A venomous, tree-climbing 3-foot mangrove snake escaped its enclosure at a Bronx Zoo in New York on Tuesday. Officials said the reptile was on the loose.

“Dear visitors, a 3 and a half foot long mangrove snake is missing from its exhibit in Jungle World. They are mildly venomous, but not dangerous to people," a sign placed next to the ticket office for Jungle World on Wednesday read. “Mangrove snakes are a shy, arboreal species that are active at night. There is little chance of seeing or coming in contact with this snake due to its timid, secretive nature but if you see it, please notify a staff person.”

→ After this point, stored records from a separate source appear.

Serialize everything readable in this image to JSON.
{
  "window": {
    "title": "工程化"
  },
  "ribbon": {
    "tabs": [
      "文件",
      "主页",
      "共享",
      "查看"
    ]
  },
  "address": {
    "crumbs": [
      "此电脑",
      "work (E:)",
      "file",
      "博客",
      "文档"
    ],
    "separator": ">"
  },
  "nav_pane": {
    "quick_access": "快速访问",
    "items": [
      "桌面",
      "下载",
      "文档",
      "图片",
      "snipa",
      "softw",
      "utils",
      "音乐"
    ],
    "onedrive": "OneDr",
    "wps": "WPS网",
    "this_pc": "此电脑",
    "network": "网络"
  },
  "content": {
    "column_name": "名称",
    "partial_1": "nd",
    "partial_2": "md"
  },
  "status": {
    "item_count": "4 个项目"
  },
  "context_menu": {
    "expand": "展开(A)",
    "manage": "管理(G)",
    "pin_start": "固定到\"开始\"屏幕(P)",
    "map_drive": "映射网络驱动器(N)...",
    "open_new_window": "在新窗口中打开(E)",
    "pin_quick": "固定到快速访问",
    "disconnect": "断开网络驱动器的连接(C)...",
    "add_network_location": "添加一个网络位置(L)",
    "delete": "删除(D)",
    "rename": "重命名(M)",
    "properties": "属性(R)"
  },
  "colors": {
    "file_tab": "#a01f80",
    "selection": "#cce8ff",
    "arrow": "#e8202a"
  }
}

According to the Smithsonian’s National Zoo & Conservation Biology Institute, there have been no known mangrove snake fatalities. However, the venom of these snakes can cause painful swelling and discoloration of the skin.

The New York Post reported that not many people noticed the small sign while entering the exhibit. Zoo-goers said they wouldn’t have gone in if they knew a snake was on the loose inside.

“It’s irresponsible of them,” Lucia Crespo, 29, a teacher who was visiting with her young son, said. “It’s scary and I have a 3-year-old son. Now I’m feeling terrified … I don’t like snakes at all.”

Engelbert Balboa, 33, another zoo-goer, said he was terrified.

“I’m scared. It can bite you, it can harm you. I wouldn’t go in there if I knew,” he said. “To think I went in there with my son and my mother and my sister.”

Two zoo employees with flashlights scoured the area near where the snake went missing Wednesday. It remains unclear how the snake escaped.

This is not the first time the Bronx Zoo has lost a snake. A deadly Egyptian Cobra escaped in 2011 and was on the loose for a week before being found.

Mangrove snakes are nocturnal snakes native to southeast Asia and eat small mammals. They also feed on reptiles including lizards and other snakes.

This is a picture of a boa constrictor at the El Salvador National Zoo in San Salvador, June 15, 2017. Getty Images/Oscar Rivera